Canada was the next country to make a splash in the world of cannabis legalization. But like the US, the road to cannabis legalization in Canada was a rocky one, thanks to President Mulroney’s war on the “drug epidemic” in the 1980s and President Harper’s mandatory prison sentences for dealers.
However, in 2017 Canada’s liberal government led by President Trudeau, introduced the Cannabis Act with the support of 68% of Canadians. In 2018, the Cannabis Act was turned into national law, which legalized the possession, use, cultivation and purchase of cannabis. Two years later, a broader range of products were made legal such as edibles, vapes and beverages, which are available at both private and government run dispensaries.
Since 1970, being listed as a Schedule 1 substance, the use and possession of cannabis has been illegal in the United States. But this hasn’t stopped individual states from either decriminalizing weed, or legalizing it at the medical or recreational level. And thanks to the Rohrabacher–Farr amendment, so long as you’re complying with state medical cannabis laws, you can’t be prosecuted at the federal level.
The US state of Oregon became the first state to decriminalize cannabis in 1973. Now, you can legally possess up to 2 oz in public and 8 oz (!) at home. For reference, 8 oz is equivalent to about 225 large-sized pre-rolled joints. The US states of Washington, California, Alaska, Arizona, Colorado, Connecticut, Delaware, Illinois, Maine, Maryland, Massachusetts, Michigan, Missouri, Montana, Nevada, new Jersey, New Mexico, New York, Rhode Island, Vermont and Virginia have also joined in on the legalization party.
Some states allow legalization at the medical level only, and still pass out varying levels of punishment for recreational use. Other states have decriminalized cannabis. There are still a few remaining states where cannabis is fully illegal: Georgia (although the big cities have decriminalized), Idaho, Indiana, Iowa, Kansas, South Carolina, Tennessee, Texas (although de facto legal in major cities), Wisconsin and Wyoming.

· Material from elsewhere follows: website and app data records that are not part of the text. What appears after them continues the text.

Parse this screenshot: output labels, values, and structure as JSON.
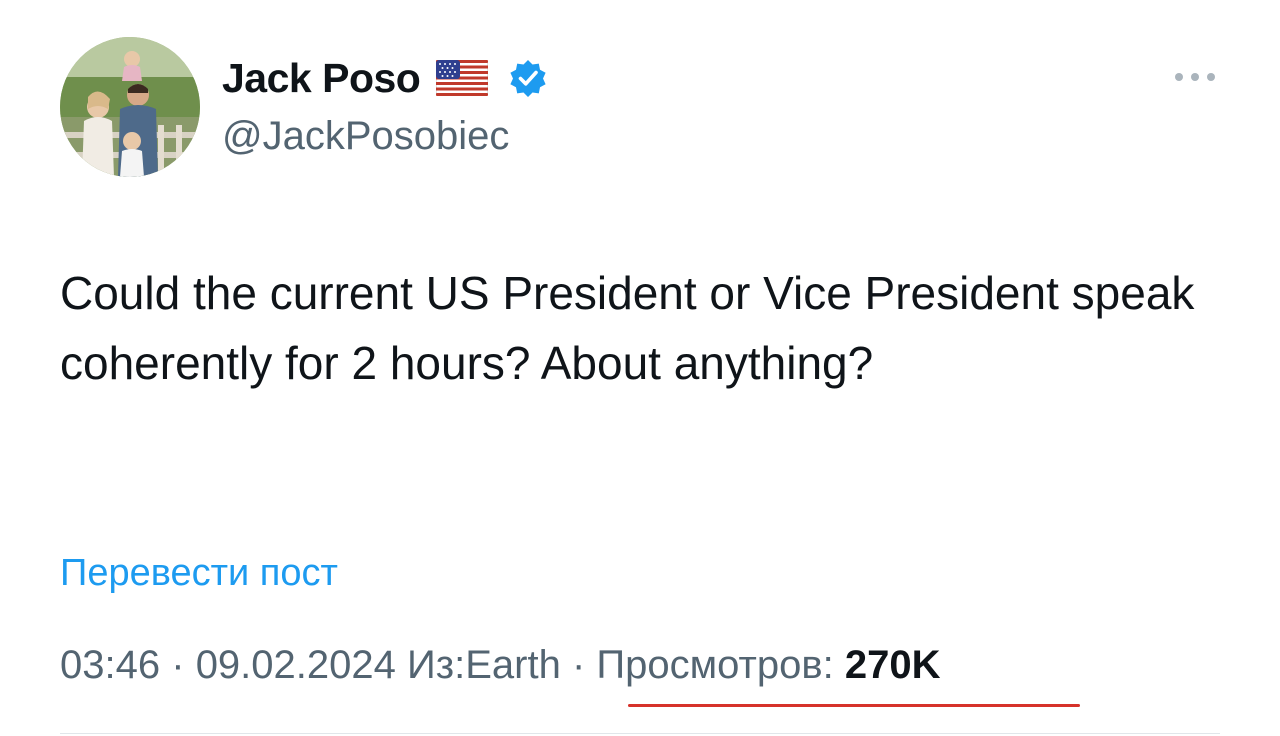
{
  "author": {
    "display_name": "Jack Poso",
    "flag_emoji": "🇺🇸",
    "verified": true,
    "handle": "@JackPosobiec"
  },
  "tweet": {
    "text": "Could the current US President or Vice President speak coherently for 2 hours? About anything?",
    "translate_label": "Перевести пост"
  },
  "meta": {
    "time": "03:46",
    "separator": "·",
    "date": "09.02.2024",
    "location": "Из:Earth",
    "views_label": "Просмотров:",
    "views_count": "270K"
  },
  "colors": {
    "link_blue": "#1d9bf0",
    "verified_blue": "#1d9bf0",
    "secondary_text": "#536471",
    "annotation_red": "#d6322a"
  },
  "icons": {
    "more": "more-horizontal-icon",
    "verified": "verified-badge-icon",
    "flag": "us-flag-icon"
  }
}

South Africa is another country that is in the process of legalizing cannabis, but the situation is a little different here than in Canada or Uruguay. In a 2018 Constitutional Court ruling, it was decided that adults could possess cannabis to consume in private. Consuming cannabis in the presence of non-consenting adults or children is not permitted. And while growing your own cannabis is no longer a criminal offense, it still technically isn’t legal. The 2020 Cannabis for Private Purposes bill includes all the details related to possession and cultivation, which is awaiting approval from parliament in order to be signed into law.
In 2018, the Maltese president George Vella signed legislation that allowed medical cannabis with a prescription, but it was a little unclear what conditions would allow for a prescription. But just three years later in 2021, Malta made history in the European Union by becoming the first country to legalize recreational cannabis.
Adults in Malta can now carry up to 7 grams of cannabis, while each household can grow up to four plants and store up to 50 grams of dried cannabis. You can even form a Cannabis Social Club, where you can cultivate further cannabis and distribute it to members. You just can’t light up in public spaces.
Around the world, countries are decriminalizing cannabis and working towards legalization for medical and recreational uses. In countries like Argentina, Costa Rica, Jamaica, Spain and many others, weed still isn’t legal but there’s a relaxed attitude toward consuming it. Even a country like Colombia, which has seen the worst of the drug trade, has decriminalized cannabis. Which country will be next to make the jump to legalization?
If you’re in the Fraser Valley or Vancouver area hoping to buy some perfectly legal recreational BC cannabis, Cheeky’s has you covered. We’ve got a location in Maple Ridge and Kitsilano, plus a super friendly staff to help you out.